Items from an interface collection:
********

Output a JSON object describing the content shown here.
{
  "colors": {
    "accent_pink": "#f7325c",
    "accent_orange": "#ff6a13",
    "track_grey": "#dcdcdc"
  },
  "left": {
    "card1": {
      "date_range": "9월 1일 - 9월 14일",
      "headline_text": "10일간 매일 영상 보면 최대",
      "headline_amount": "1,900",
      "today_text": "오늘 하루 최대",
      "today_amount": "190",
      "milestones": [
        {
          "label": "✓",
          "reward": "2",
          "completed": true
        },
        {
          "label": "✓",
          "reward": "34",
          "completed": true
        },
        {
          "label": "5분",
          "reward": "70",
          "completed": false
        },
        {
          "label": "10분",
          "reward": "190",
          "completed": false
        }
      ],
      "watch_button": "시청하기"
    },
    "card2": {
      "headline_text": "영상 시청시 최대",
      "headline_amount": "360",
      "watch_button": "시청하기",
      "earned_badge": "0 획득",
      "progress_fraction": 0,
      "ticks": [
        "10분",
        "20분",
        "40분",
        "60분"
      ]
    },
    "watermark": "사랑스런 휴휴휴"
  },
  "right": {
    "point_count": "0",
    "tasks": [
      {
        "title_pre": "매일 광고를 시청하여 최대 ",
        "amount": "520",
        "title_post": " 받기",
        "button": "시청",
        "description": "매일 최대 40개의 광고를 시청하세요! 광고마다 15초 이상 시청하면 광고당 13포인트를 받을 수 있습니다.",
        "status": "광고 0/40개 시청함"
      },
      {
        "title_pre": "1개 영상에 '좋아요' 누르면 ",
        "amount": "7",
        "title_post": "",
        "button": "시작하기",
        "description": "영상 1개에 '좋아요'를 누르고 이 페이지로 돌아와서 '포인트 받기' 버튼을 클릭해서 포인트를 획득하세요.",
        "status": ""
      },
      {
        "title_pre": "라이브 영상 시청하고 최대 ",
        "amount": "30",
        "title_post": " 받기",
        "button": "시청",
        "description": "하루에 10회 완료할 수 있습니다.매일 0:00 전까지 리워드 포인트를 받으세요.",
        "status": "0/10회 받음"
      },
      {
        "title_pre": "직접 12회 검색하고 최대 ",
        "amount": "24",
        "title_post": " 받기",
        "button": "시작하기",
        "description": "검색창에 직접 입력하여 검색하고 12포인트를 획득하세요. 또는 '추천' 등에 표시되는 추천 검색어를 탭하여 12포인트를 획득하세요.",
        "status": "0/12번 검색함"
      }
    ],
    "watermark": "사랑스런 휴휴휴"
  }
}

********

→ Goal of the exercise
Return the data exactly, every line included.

→ Your solution
Output a JSON object describing the content shown here.
{
  "colors": {
    "accent_pink": "#f7325c",
    "accent_orange": "#ff6a13",
    "track_grey": "#dcdcdc"
  },
  "left": {
    "card1": {
      "date_range": "9월 1일 - 9월 14일",
      "headline_text": "10일간 매일 영상 보면 최대",
      "headline_amount": "1,900",
      "today_text": "오늘 하루 최대",
      "today_amount": "190",
      "milestones": [
        {
          "label": "✓",
          "reward": "2",
          "completed": true
        },
        {
          "label": "✓",
          "reward": "34",
          "completed": true
        },
        {
          "label": "5분",
          "reward": "70",
          "completed": false
        },
        {
          "label": "10분",
          "reward": "190",
          "completed": false
        }
      ],
      "watch_button": "시청하기"
    },
    "card2": {
      "headline_text": "영상 시청시 최대",
      "headline_amount": "360",
      "watch_button": "시청하기",
      "earned_badge": "0 획득",
      "progress_fraction": 0,
      "ticks": [
        "10분",
        "20분",
        "40분",
        "60분"
      ]
    },
    "watermark": "사랑스런 휴휴휴"
  },
  "right": {
    "point_count": "0",
    "tasks": [
      {
        "title_pre": "매일 광고를 시청하여 최대 ",
        "amount": "520",
        "title_post": " 받기",
        "button": "시청",
        "description": "매일 최대 40개의 광고를 시청하세요! 광고마다 15초 이상 시청하면 광고당 13포인트를 받을 수 있습니다.",
        "status": "광고 0/40개 시청함"
      },
      {
        "title_pre": "1개 영상에 '좋아요' 누르면 ",
        "amount": "7",
        "title_post": "",
        "button": "시작하기",
        "description": "영상 1개에 '좋아요'를 누르고 이 페이지로 돌아와서 '포인트 받기' 버튼을 클릭해서 포인트를 획득하세요.",
        "status": ""
      },
      {
        "title_pre": "라이브 영상 시청하고 최대 ",
        "amount": "30",
        "title_post": " 받기",
        "button": "시청",
        "description": "하루에 10회 완료할 수 있습니다.매일 0:00 전까지 리워드 포인트를 받으세요.",
        "status": "0/10회 받음"
      },
      {
        "title_pre": "직접 12회 검색하고 최대 ",
        "amount": "24",
        "title_post": " 받기",
        "button": "시작하기",
        "description": "검색창에 직접 입력하여 검색하고 12포인트를 획득하세요. 또는 '추천' 등에 표시되는 추천 검색어를 탭하여 12포인트를 획득하세요.",
        "status": "0/12번 검색함"
      }
    ],
    "watermark": "사랑스런 휴휴휴"
  }
}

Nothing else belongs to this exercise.